> Task objective: In the entries below, find every line with "Audio" and copy it.

> Material for the task:
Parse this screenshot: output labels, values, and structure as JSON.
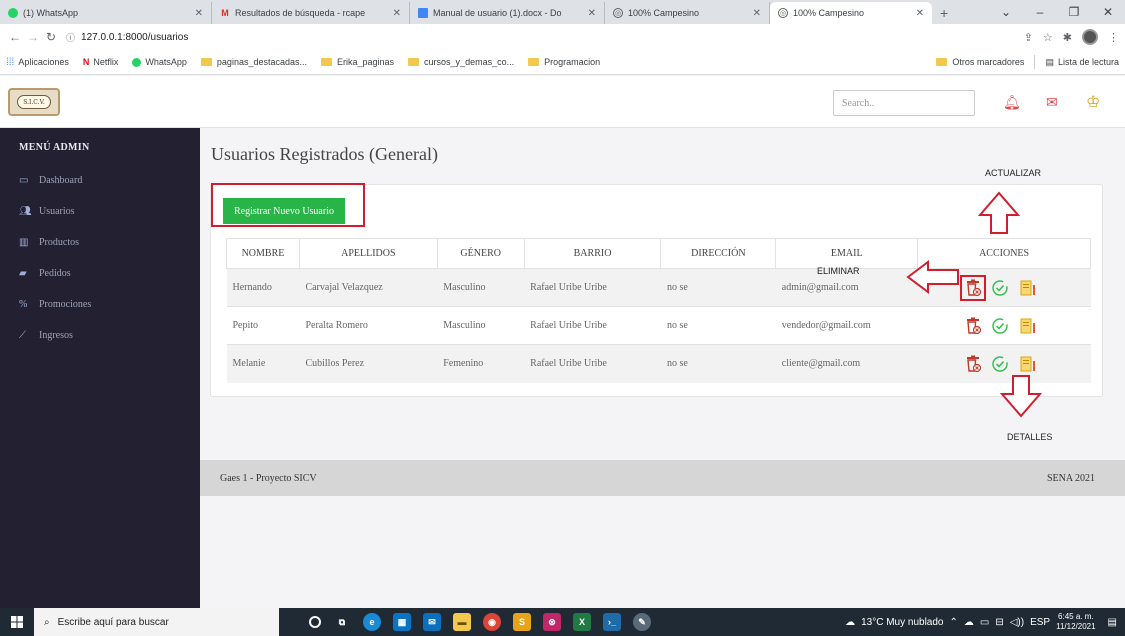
{
  "browser": {
    "tabs": [
      {
        "label": "(1) WhatsApp",
        "color": "#25d366"
      },
      {
        "label": "Resultados de búsqueda - rcape",
        "color": "#ffffff"
      },
      {
        "label": "Manual de usuario (1).docx - Do",
        "color": "#4285f4"
      },
      {
        "label": "100% Campesino",
        "color": "#5f6368"
      },
      {
        "label": "100% Campesino",
        "color": "#5f6368"
      }
    ],
    "url": "127.0.0.1:8000/usuarios",
    "bookmarks": [
      "Aplicaciones",
      "Netflix",
      "WhatsApp",
      "paginas_destacadas...",
      "Erika_paginas",
      "cursos_y_demas_co...",
      "Programacion"
    ],
    "bookmarks_right": [
      "Otros marcadores",
      "Lista de lectura"
    ]
  },
  "header": {
    "logo_text": "S.I.C.V.",
    "search_placeholder": "Search.."
  },
  "sidebar": {
    "title": "MENÚ ADMIN",
    "items": [
      {
        "label": "Dashboard",
        "icon": "monitor-icon"
      },
      {
        "label": "Usuarios",
        "icon": "users-icon"
      },
      {
        "label": "Productos",
        "icon": "chart-icon"
      },
      {
        "label": "Pedidos",
        "icon": "folder-icon"
      },
      {
        "label": "Promociones",
        "icon": "percent-icon"
      },
      {
        "label": "Ingresos",
        "icon": "line-chart-icon"
      }
    ]
  },
  "main": {
    "title": "Usuarios Registrados (General)",
    "register_button": "Registrar Nuevo Usuario",
    "columns": [
      "NOMBRE",
      "APELLIDOS",
      "GÉNERO",
      "BARRIO",
      "DIRECCIÓN",
      "EMAIL",
      "ACCIONES"
    ],
    "rows": [
      [
        "Hernando",
        "Carvajal Velazquez",
        "Masculino",
        "Rafael Uribe Uribe",
        "no se",
        "admin@gmail.com"
      ],
      [
        "Pepito",
        "Peralta Romero",
        "Masculino",
        "Rafael Uribe Uribe",
        "no se",
        "vendedor@gmail.com"
      ],
      [
        "Melanie",
        "Cubillos Perez",
        "Femenino",
        "Rafael Uribe Uribe",
        "no se",
        "cliente@gmail.com"
      ]
    ]
  },
  "annotations": {
    "update": "ACTUALIZAR",
    "delete": "ELIMINAR",
    "details": "DETALLES"
  },
  "footer": {
    "left": "Gaes 1 - Proyecto SICV",
    "right": "SENA 2021"
  },
  "taskbar": {
    "search": "Escribe aquí para buscar",
    "weather": "13°C Muy nublado",
    "lang": "ESP",
    "time": "6:45 a. m.",
    "date": "11/12/2021"
  },
  "colors": {
    "accent_green": "#28b446",
    "annotation_red": "#d11e2e",
    "sidebar_bg": "#232032"
  }
}
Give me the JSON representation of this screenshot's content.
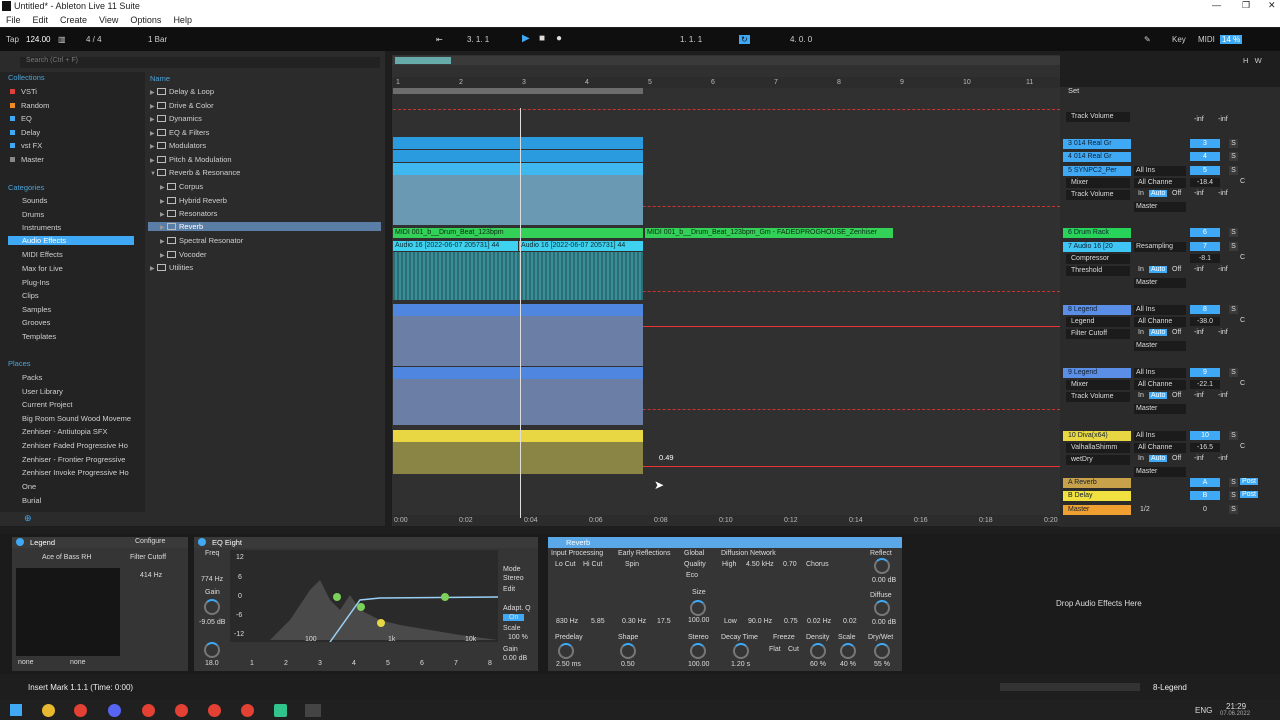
{
  "window": {
    "title": "Untitled* - Ableton Live 11 Suite"
  },
  "menu": [
    "File",
    "Edit",
    "Create",
    "View",
    "Options",
    "Help"
  ],
  "transport": {
    "tap": "Tap",
    "tempo": "124.00",
    "signature": "4 / 4",
    "quantize": "1 Bar",
    "position": "3.   1.   1",
    "loop_start": "1.   1.   1",
    "loop_length": "4.   0.   0",
    "key": "Key",
    "midi": "MIDI",
    "cpu": "14 %"
  },
  "browser": {
    "search_placeholder": "Search (Ctrl + F)",
    "collections_title": "Collections",
    "collections": [
      "VSTi",
      "Random",
      "EQ",
      "Delay",
      "vst FX",
      "Master"
    ],
    "collection_colors": [
      "#e0413b",
      "#f08a24",
      "#3fa9f5",
      "#3fa9f5",
      "#3fa9f5",
      "#888888"
    ],
    "categories_title": "Categories",
    "categories": [
      "Sounds",
      "Drums",
      "Instruments",
      "Audio Effects",
      "MIDI Effects",
      "Max for Live",
      "Plug-Ins",
      "Clips",
      "Samples",
      "Grooves",
      "Templates"
    ],
    "places_title": "Places",
    "places": [
      "Packs",
      "User Library",
      "Current Project",
      "Big Room Sound Wood Moveme",
      "Zenhiser - Antiutopia SFX",
      "Zenhiser Faded Progressive Ho",
      "Zenhiser - Frontier Progressive",
      "Zenhiser Invoke Progressive Ho",
      "One",
      "Burial"
    ],
    "name_header": "Name",
    "tree": [
      "Delay & Loop",
      "Drive & Color",
      "Dynamics",
      "EQ & Filters",
      "Modulators",
      "Pitch & Modulation",
      "Reverb & Resonance",
      "Corpus",
      "Hybrid Reverb",
      "Resonators",
      "Reverb",
      "Spectral Resonator",
      "Vocoder",
      "Utilities"
    ]
  },
  "arrangement": {
    "bar_ticks": [
      "1",
      "2",
      "3",
      "4",
      "5",
      "6",
      "7",
      "8",
      "9",
      "10",
      "11"
    ],
    "time_ticks": [
      "0:00",
      "0:02",
      "0:04",
      "0:06",
      "0:08",
      "0:10",
      "0:12",
      "0:14",
      "0:16",
      "0:18",
      "0:20"
    ],
    "clip_midi": "MIDI 001_b__Drum_Beat_123bpm_Gm - FADEDPROGHOUSE_Zenhiser",
    "clip_midi_short": "MIDI 001_b__Drum_Beat_123bpm",
    "clip_audio1": "Audio 16 [2022-06-07 205731] 44",
    "clip_audio2": "Audio 16 [2022-06-07 205731] 44",
    "value_label": "0.49"
  },
  "mixer": {
    "set_label": "Set",
    "tracks": [
      {
        "name": "Track Volume",
        "kind": "param"
      },
      {
        "name": "3 014 Real Gr",
        "color": "#3fa9f5",
        "num": "3"
      },
      {
        "name": "4 014 Real Gr",
        "color": "#3fa9f5",
        "num": "4"
      },
      {
        "name": "5 SYNPC2_Per",
        "color": "#3fa9f5",
        "num": "5",
        "io": "All Ins",
        "p1": "Mixer",
        "p2": "Track Volume",
        "ch": "All Channe",
        "vol": "-18.4",
        "out": "Master"
      },
      {
        "name": "6 Drum Rack",
        "color": "#28d35a",
        "num": "6"
      },
      {
        "name": "7 Audio 16 [20",
        "color": "#3fc6f5",
        "num": "7",
        "io": "Resampling",
        "p1": "Compressor",
        "p2": "Threshold",
        "vol": "-8.1",
        "out": "Master"
      },
      {
        "name": "8 Legend",
        "color": "#5b8ee6",
        "num": "8",
        "io": "All Ins",
        "p1": "Legend",
        "p2": "Filter Cutoff",
        "ch": "All Channe",
        "vol": "-38.0",
        "out": "Master"
      },
      {
        "name": "9 Legend",
        "color": "#5b8ee6",
        "num": "9",
        "io": "All Ins",
        "p1": "Mixer",
        "p2": "Track Volume",
        "ch": "All Channe",
        "vol": "-22.1",
        "out": "Master"
      },
      {
        "name": "10 Diva(x64)",
        "color": "#e8d743",
        "num": "10",
        "io": "All Ins",
        "p1": "ValhallaShimm",
        "p2": "wetDry",
        "ch": "All Channe",
        "vol": "-16.5",
        "out": "Master"
      },
      {
        "name": "A Reverb",
        "color": "#c8a24a",
        "num": "A"
      },
      {
        "name": "B Delay",
        "color": "#f0e040",
        "num": "B"
      },
      {
        "name": "Master",
        "color": "#f0a030",
        "num": ""
      }
    ],
    "inf": "-inf",
    "c": "C",
    "s": "S",
    "post": "Post",
    "in": "In",
    "auto": "Auto",
    "off": "Off",
    "master_ratio": "1/2",
    "zero": "0"
  },
  "devices": {
    "legend": {
      "title": "Legend",
      "configure": "Configure",
      "preset": "Ace of Bass RH",
      "param": "Filter Cutoff",
      "value": "414 Hz",
      "none1": "none",
      "none2": "none"
    },
    "eq": {
      "title": "EQ Eight",
      "freq_label": "Freq",
      "freq": "774 Hz",
      "gain_label": "Gain",
      "gain": "-9.05 dB",
      "q": "18.0",
      "mode_label": "Mode",
      "mode": "Stereo",
      "edit": "Edit",
      "adapt": "Adapt. Q",
      "on": "On",
      "scale_label": "Scale",
      "scale": "100 %",
      "out_gain_label": "Gain",
      "out_gain": "0.00 dB",
      "y_ticks": [
        "12",
        "6",
        "0",
        "-6",
        "-12"
      ],
      "x_ticks": [
        "100",
        "1k",
        "10k"
      ],
      "bands": [
        "1",
        "2",
        "3",
        "4",
        "5",
        "6",
        "7",
        "8"
      ]
    },
    "reverb": {
      "title": "Reverb",
      "input": "Input Processing",
      "locut": "Lo Cut",
      "hicut": "Hi Cut",
      "early": "Early Reflections",
      "spin": "Spin",
      "global": "Global",
      "quality": "Quality",
      "eco": "Eco",
      "diffusion": "Diffusion Network",
      "high": "High",
      "high_val": "4.50 kHz",
      "high_r": "0.70",
      "chorus": "Chorus",
      "reflect": "Reflect",
      "reflect_val": "0.00 dB",
      "diffuse": "Diffuse",
      "diffuse_val": "0.00 dB",
      "size": "Size",
      "size_val": "100.00",
      "lo_val": "830 Hz",
      "lo_r": "5.85",
      "spin_val": "0.30 Hz",
      "spin_r": "17.5",
      "low": "Low",
      "low_val": "90.0 Hz",
      "low_r": "0.75",
      "mid1": "0.02 Hz",
      "mid2": "0.02",
      "predelay": "Predelay",
      "predelay_val": "2.50 ms",
      "shape": "Shape",
      "shape_val": "0.50",
      "stereo": "Stereo",
      "stereo_val": "100.00",
      "decay": "Decay Time",
      "decay_val": "1.20 s",
      "freeze": "Freeze",
      "flat": "Flat",
      "cut": "Cut",
      "density": "Density",
      "density_val": "60 %",
      "scale": "Scale",
      "scale_val": "40 %",
      "drywet": "Dry/Wet",
      "drywet_val": "55 %"
    },
    "drop_hint": "Drop Audio Effects Here"
  },
  "status": {
    "text": "Insert Mark 1.1.1 (Time: 0:00)",
    "track": "8-Legend"
  },
  "taskbar": {
    "lang": "ENG",
    "time": "21:29",
    "date": "07.06.2022"
  }
}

> Solution for this task:
      "Audio Effects",
    "clip_audio1": "Audio 16 [2022-06-07 205731] 44",
    "clip_audio2": "Audio 16 [2022-06-07 205731] 44",
        "name": "7 Audio 16 [20",
    "drop_hint": "Drop Audio Effects Here"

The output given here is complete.